Reflecting on the use of photo-elicitation methods in IPA research. Enhancing the interpretative lens and re-balancing power back to the participant. A review of published studies

  • Kate Reid
  • Dely Elliot
  • Natastorn Witayarat
  • Kevin Wilson-Smith
Keywords: photo-elicitation, photography, qualitative, Interpretative Phenomenological Analysis, metaphor, IPA, ethics, power.

Abstract
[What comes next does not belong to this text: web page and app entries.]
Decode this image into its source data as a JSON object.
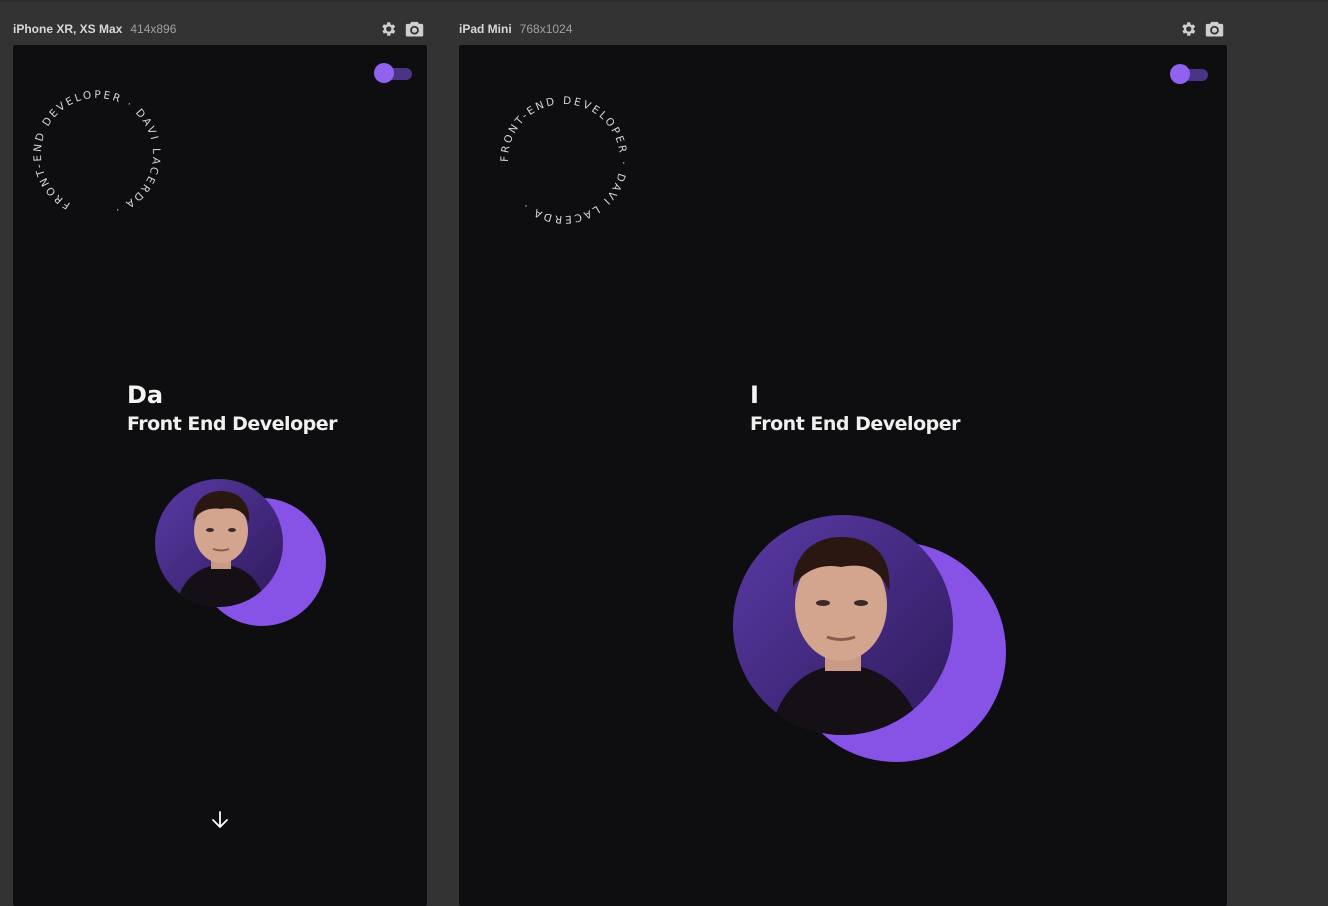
{
  "devices": [
    {
      "name": "iPhone XR, XS Max",
      "size": "414x896",
      "circle_text": "FRONT-END DEVELOPER · DAVI LACERDA · ",
      "typed_text": "Da",
      "role": "Front End Developer"
    },
    {
      "name": "iPad Mini",
      "size": "768x1024",
      "circle_text": "FRONT-END DEVELOPER · DAVI LACERDA · ",
      "typed_text": "I",
      "role": "Front End Developer"
    }
  ],
  "icons": {
    "settings": "gear-icon",
    "screenshot": "camera-icon",
    "scroll": "arrow-down-icon",
    "theme": "theme-toggle"
  },
  "colors": {
    "accent": "#8653e6",
    "toggle_knob": "#8f62f0",
    "toggle_track": "#4a3485",
    "page_bg": "#0e0e11",
    "chrome_bg": "#333333"
  }
}
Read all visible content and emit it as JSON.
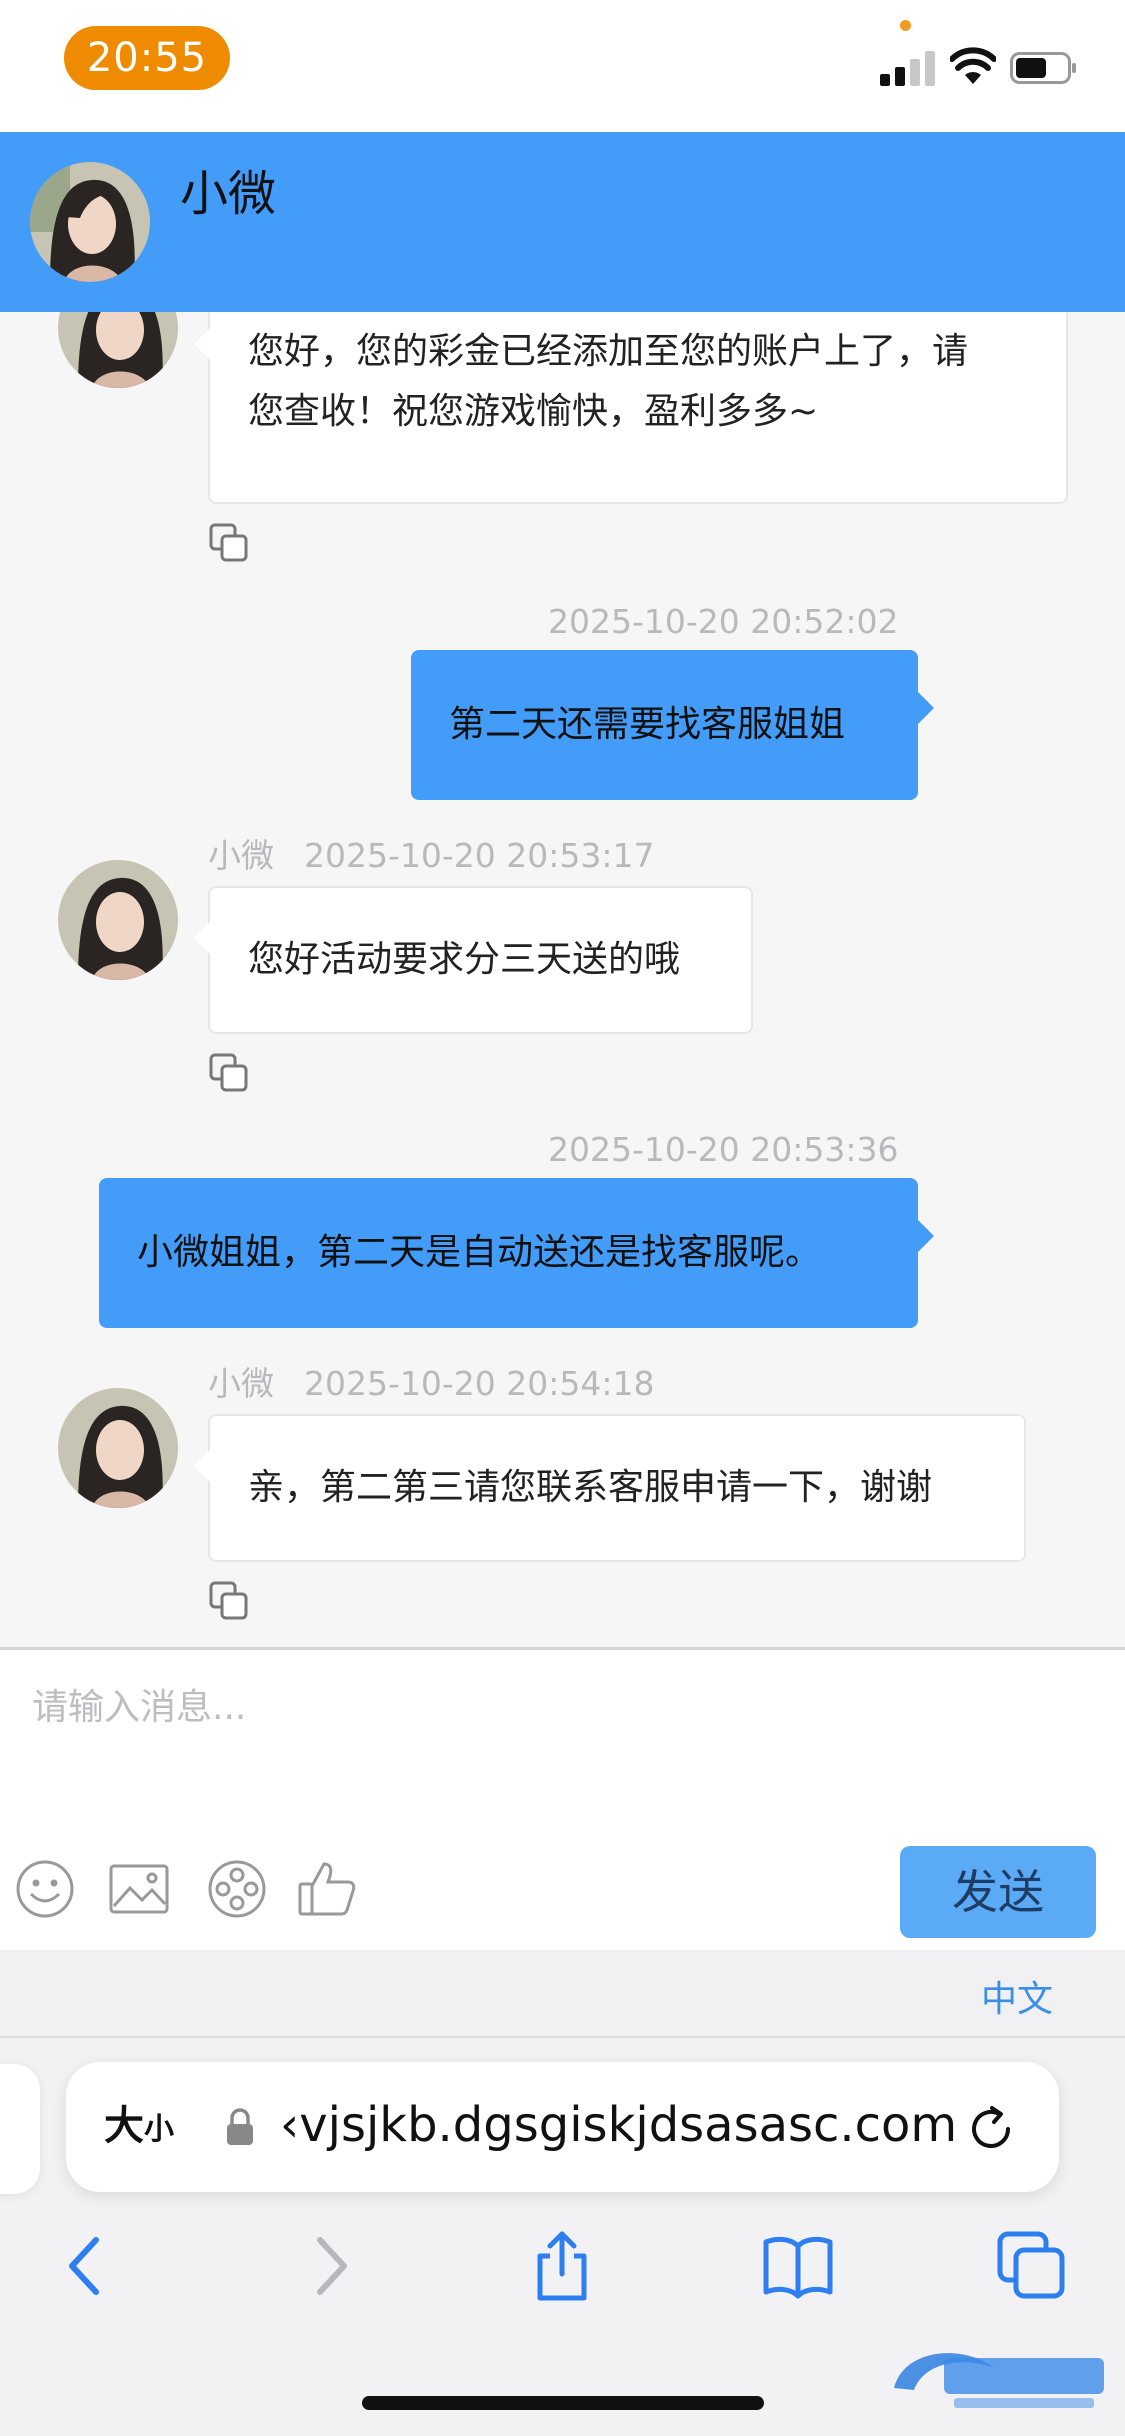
{
  "status_bar": {
    "time": "20:55"
  },
  "header": {
    "contact_name": "小微"
  },
  "messages": [
    {
      "side": "left",
      "text_line1": "您好，您的彩金已经添加至您的账户上了，请",
      "text_line2": "您查收！祝您游戏愉快，盈利多多~"
    },
    {
      "side": "right",
      "timestamp": "2025-10-20 20:52:02",
      "text": "第二天还需要找客服姐姐"
    },
    {
      "side": "left",
      "sender": "小微",
      "timestamp": "2025-10-20 20:53:17",
      "text": "您好活动要求分三天送的哦"
    },
    {
      "side": "right",
      "timestamp": "2025-10-20 20:53:36",
      "text": "小微姐姐，第二天是自动送还是找客服呢。"
    },
    {
      "side": "left",
      "sender": "小微",
      "timestamp": "2025-10-20 20:54:18",
      "text": "亲，第二第三请您联系客服申请一下，谢谢"
    }
  ],
  "composer": {
    "placeholder": "请输入消息...",
    "send_label": "发送"
  },
  "language": {
    "label": "中文"
  },
  "browser": {
    "text_size_big": "大",
    "text_size_small": "小",
    "url": "‹vjsjkb.dgsgiskjdsasasc.com"
  },
  "colors": {
    "header_blue": "#429cf8",
    "time_pill": "#ef8b00",
    "send_button": "#5aaaf6"
  }
}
The use of visual and creative methods, specifically photo-elicitation in qualitative research has seen an increase in popularity in applied social science research, particularly in studies of psychology. This paper considers the evolution of the photograph as a research tool, particularly when combined with one-to-one interviewing.  This paper situates the use of the photograph within historical and disciplinary contexts whilst offering new perspectives on its application to psychological fields of study. We argue that there are interesting benefits associated with supplementing qualitative methods such as one-to-one interviews with photographic stimuli. We present a recent systematic review of photo-elicitation used in research which identifies as being informed by Interpretative Phenomenological Analysis (IPA).  Interpretative phenomenological Analysis is a particular qualitative approach which aims produce an account of lived experience.  It is often unconcerned by adhering to the application of pre-existing theoretical preconceptions and instead offers an inductive, iterative and highly idiographic account of a phenomena of which the participant has direct experience of. This may be phenomena linked to personal changes in health and illness, or even adapting to new learning environments.  Central to the purpose of IPA is the recognition that this account of lived experience is an interpretative endeavor between both participant and analyst.  We argue that this need for interpretation and co-construction offers space for creative methods to ‘bridge the gap’ between simply describing a phenomena and entering into the symbolic, metaphorical interpretative world of meaning making which pushes IPA research from mediocrity to excellence.   In this review we aimed to capture information related to the use of photographic methods in IPA research with particular interest in exploring the body of published work across the following protocols; 1) sample for inclusion, 2) domain of study, 3) orientation of research questions, 4) design features, 5) variation of photo-method, 6) outcomes of research and 7) critical appraisal of study. There are 14 published articles utilising photographs in IPA from 2010-2018. These studies were conducted internationally and reach across different topic domains including health, developmental, education and occupational research. The reviewed studies extend across the age span and there was notable younger age participants involved. Using photographs offered particular advantages in comparison to interview alone.  These include; (a) to empower marginalized, ‘hard to reach’ groups (b) to facilitate in-depth interpretative discussions of abstract, ‘metaphorical’ concepts, sensitive issues (c) to synthesise data with other methods to strengthen and d) enhance trustworthiness of findings. There was considerable variation in how photographs were ‘produced’ ranging from photos, ‘elicited’ by participants or as a secondary artefact produced by researcher as a stimulus for discussion. Visual methods using photographs vary, and include photo-narratives, photo-journals, photo-montage, photo-questionnaires. We situation our review within fast moving changes and opportunities for this method within a wider ‘open science’ framework and also pay particular attention to exploring ethical issues to ensure confidentiality, consent, privacy and wider 2018 General Data Protection Regulation adherence.

Published
2018-10-02